--- TASK INSTRUCTIONS ---
Copy out the entries that follow, exactly as written.

[Data records for software interfaces]
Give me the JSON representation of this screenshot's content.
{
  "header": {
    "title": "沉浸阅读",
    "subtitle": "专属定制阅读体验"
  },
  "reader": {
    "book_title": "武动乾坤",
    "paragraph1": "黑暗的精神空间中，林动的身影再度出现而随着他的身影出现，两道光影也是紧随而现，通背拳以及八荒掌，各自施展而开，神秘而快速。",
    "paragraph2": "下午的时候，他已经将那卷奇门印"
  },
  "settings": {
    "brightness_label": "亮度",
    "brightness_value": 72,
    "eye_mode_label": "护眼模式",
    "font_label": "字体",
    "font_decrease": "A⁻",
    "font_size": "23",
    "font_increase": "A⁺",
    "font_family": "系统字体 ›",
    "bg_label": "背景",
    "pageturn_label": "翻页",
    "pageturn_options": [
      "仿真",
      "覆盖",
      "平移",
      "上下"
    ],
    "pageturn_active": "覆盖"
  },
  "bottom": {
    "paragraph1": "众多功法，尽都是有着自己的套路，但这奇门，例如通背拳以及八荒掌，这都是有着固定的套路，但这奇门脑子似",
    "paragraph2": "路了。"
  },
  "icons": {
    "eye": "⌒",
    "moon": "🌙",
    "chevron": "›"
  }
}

--- WRITTEN SOLUTION ---
Give me the JSON representation of this screenshot's content.
{
  "header": {
    "title": "沉浸阅读",
    "subtitle": "专属定制阅读体验"
  },
  "reader": {
    "book_title": "武动乾坤",
    "paragraph1": "黑暗的精神空间中，林动的身影再度出现而随着他的身影出现，两道光影也是紧随而现，通背拳以及八荒掌，各自施展而开，神秘而快速。",
    "paragraph2": "下午的时候，他已经将那卷奇门印"
  },
  "settings": {
    "brightness_label": "亮度",
    "brightness_value": 72,
    "eye_mode_label": "护眼模式",
    "font_label": "字体",
    "font_decrease": "A⁻",
    "font_size": "23",
    "font_increase": "A⁺",
    "font_family": "系统字体 ›",
    "bg_label": "背景",
    "pageturn_label": "翻页",
    "pageturn_options": [
      "仿真",
      "覆盖",
      "平移",
      "上下"
    ],
    "pageturn_active": "覆盖"
  },
  "bottom": {
    "paragraph1": "众多功法，尽都是有着自己的套路，但这奇门，例如通背拳以及八荒掌，这都是有着固定的套路，但这奇门脑子似",
    "paragraph2": "路了。"
  },
  "icons": {
    "eye": "⌒",
    "moon": "🌙",
    "chevron": "›"
  }
}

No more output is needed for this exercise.